---- Material for this task

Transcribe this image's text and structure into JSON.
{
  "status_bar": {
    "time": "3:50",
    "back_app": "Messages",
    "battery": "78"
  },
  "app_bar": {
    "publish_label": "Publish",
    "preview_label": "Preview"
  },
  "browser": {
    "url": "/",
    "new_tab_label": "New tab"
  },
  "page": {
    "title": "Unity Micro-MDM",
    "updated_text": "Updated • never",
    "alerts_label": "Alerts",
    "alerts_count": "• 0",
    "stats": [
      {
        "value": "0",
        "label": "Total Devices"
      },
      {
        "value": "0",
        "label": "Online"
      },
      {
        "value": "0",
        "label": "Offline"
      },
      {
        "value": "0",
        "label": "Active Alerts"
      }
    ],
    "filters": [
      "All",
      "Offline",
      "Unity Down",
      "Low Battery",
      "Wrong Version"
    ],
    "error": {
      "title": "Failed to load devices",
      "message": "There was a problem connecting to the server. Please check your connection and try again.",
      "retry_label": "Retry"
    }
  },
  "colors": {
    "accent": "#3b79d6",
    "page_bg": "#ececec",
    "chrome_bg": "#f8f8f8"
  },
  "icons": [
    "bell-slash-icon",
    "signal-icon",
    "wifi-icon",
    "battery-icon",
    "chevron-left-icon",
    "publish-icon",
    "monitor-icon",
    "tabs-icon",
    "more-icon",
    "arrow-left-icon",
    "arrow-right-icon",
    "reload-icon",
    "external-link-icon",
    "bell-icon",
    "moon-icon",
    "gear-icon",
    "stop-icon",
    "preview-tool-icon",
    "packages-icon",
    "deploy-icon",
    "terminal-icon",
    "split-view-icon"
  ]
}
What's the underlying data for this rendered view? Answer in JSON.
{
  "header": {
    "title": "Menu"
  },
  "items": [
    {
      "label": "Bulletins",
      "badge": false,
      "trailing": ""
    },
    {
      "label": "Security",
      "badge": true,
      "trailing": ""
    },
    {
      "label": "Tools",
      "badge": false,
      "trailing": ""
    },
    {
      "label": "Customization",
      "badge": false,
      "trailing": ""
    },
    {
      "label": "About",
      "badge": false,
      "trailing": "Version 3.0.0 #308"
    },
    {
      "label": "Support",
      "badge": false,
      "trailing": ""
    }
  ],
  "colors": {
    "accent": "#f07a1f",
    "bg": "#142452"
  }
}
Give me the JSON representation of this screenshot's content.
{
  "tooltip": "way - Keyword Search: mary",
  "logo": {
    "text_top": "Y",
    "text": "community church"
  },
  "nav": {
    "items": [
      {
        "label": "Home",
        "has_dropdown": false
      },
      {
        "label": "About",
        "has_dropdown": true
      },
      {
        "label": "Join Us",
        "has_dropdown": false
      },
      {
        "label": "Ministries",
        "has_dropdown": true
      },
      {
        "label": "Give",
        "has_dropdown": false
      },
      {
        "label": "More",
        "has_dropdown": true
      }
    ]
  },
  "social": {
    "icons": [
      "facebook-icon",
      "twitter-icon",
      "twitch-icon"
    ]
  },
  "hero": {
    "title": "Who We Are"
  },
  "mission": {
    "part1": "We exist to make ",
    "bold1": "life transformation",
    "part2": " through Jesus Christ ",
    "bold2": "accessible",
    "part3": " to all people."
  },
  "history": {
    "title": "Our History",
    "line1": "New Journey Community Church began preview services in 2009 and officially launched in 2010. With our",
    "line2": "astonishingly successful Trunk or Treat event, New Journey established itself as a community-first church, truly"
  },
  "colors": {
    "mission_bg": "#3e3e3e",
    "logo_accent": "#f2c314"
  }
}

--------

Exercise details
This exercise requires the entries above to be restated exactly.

Exercise answer
Transcribe this image's text and structure into JSON.
{
  "status_bar": {
    "time": "3:50",
    "back_app": "Messages",
    "battery": "78"
  },
  "app_bar": {
    "publish_label": "Publish",
    "preview_label": "Preview"
  },
  "browser": {
    "url": "/",
    "new_tab_label": "New tab"
  },
  "page": {
    "title": "Unity Micro-MDM",
    "updated_text": "Updated • never",
    "alerts_label": "Alerts",
    "alerts_count": "• 0",
    "stats": [
      {
        "value": "0",
        "label": "Total Devices"
      },
      {
        "value": "0",
        "label": "Online"
      },
      {
        "value": "0",
        "label": "Offline"
      },
      {
        "value": "0",
        "label": "Active Alerts"
      }
    ],
    "filters": [
      "All",
      "Offline",
      "Unity Down",
      "Low Battery",
      "Wrong Version"
    ],
    "error": {
      "title": "Failed to load devices",
      "message": "There was a problem connecting to the server. Please check your connection and try again.",
      "retry_label": "Retry"
    }
  },
  "colors": {
    "accent": "#3b79d6",
    "page_bg": "#ececec",
    "chrome_bg": "#f8f8f8"
  },
  "icons": [
    "bell-slash-icon",
    "signal-icon",
    "wifi-icon",
    "battery-icon",
    "chevron-left-icon",
    "publish-icon",
    "monitor-icon",
    "tabs-icon",
    "more-icon",
    "arrow-left-icon",
    "arrow-right-icon",
    "reload-icon",
    "external-link-icon",
    "bell-icon",
    "moon-icon",
    "gear-icon",
    "stop-icon",
    "preview-tool-icon",
    "packages-icon",
    "deploy-icon",
    "terminal-icon",
    "split-view-icon"
  ]
}
What's the underlying data for this rendered view? Answer in JSON.
{
  "header": {
    "title": "Menu"
  },
  "items": [
    {
      "label": "Bulletins",
      "badge": false,
      "trailing": ""
    },
    {
      "label": "Security",
      "badge": true,
      "trailing": ""
    },
    {
      "label": "Tools",
      "badge": false,
      "trailing": ""
    },
    {
      "label": "Customization",
      "badge": false,
      "trailing": ""
    },
    {
      "label": "About",
      "badge": false,
      "trailing": "Version 3.0.0 #308"
    },
    {
      "label": "Support",
      "badge": false,
      "trailing": ""
    }
  ],
  "colors": {
    "accent": "#f07a1f",
    "bg": "#142452"
  }
}
Give me the JSON representation of this screenshot's content.
{
  "tooltip": "way - Keyword Search: mary",
  "logo": {
    "text_top": "Y",
    "text": "community church"
  },
  "nav": {
    "items": [
      {
        "label": "Home",
        "has_dropdown": false
      },
      {
        "label": "About",
        "has_dropdown": true
      },
      {
        "label": "Join Us",
        "has_dropdown": false
      },
      {
        "label": "Ministries",
        "has_dropdown": true
      },
      {
        "label": "Give",
        "has_dropdown": false
      },
      {
        "label": "More",
        "has_dropdown": true
      }
    ]
  },
  "social": {
    "icons": [
      "facebook-icon",
      "twitter-icon",
      "twitch-icon"
    ]
  },
  "hero": {
    "title": "Who We Are"
  },
  "mission": {
    "part1": "We exist to make ",
    "bold1": "life transformation",
    "part2": " through Jesus Christ ",
    "bold2": "accessible",
    "part3": " to all people."
  },
  "history": {
    "title": "Our History",
    "line1": "New Journey Community Church began preview services in 2009 and officially launched in 2010. With our",
    "line2": "astonishingly successful Trunk or Treat event, New Journey established itself as a community-first church, truly"
  },
  "colors": {
    "mission_bg": "#3e3e3e",
    "logo_accent": "#f2c314"
  }
}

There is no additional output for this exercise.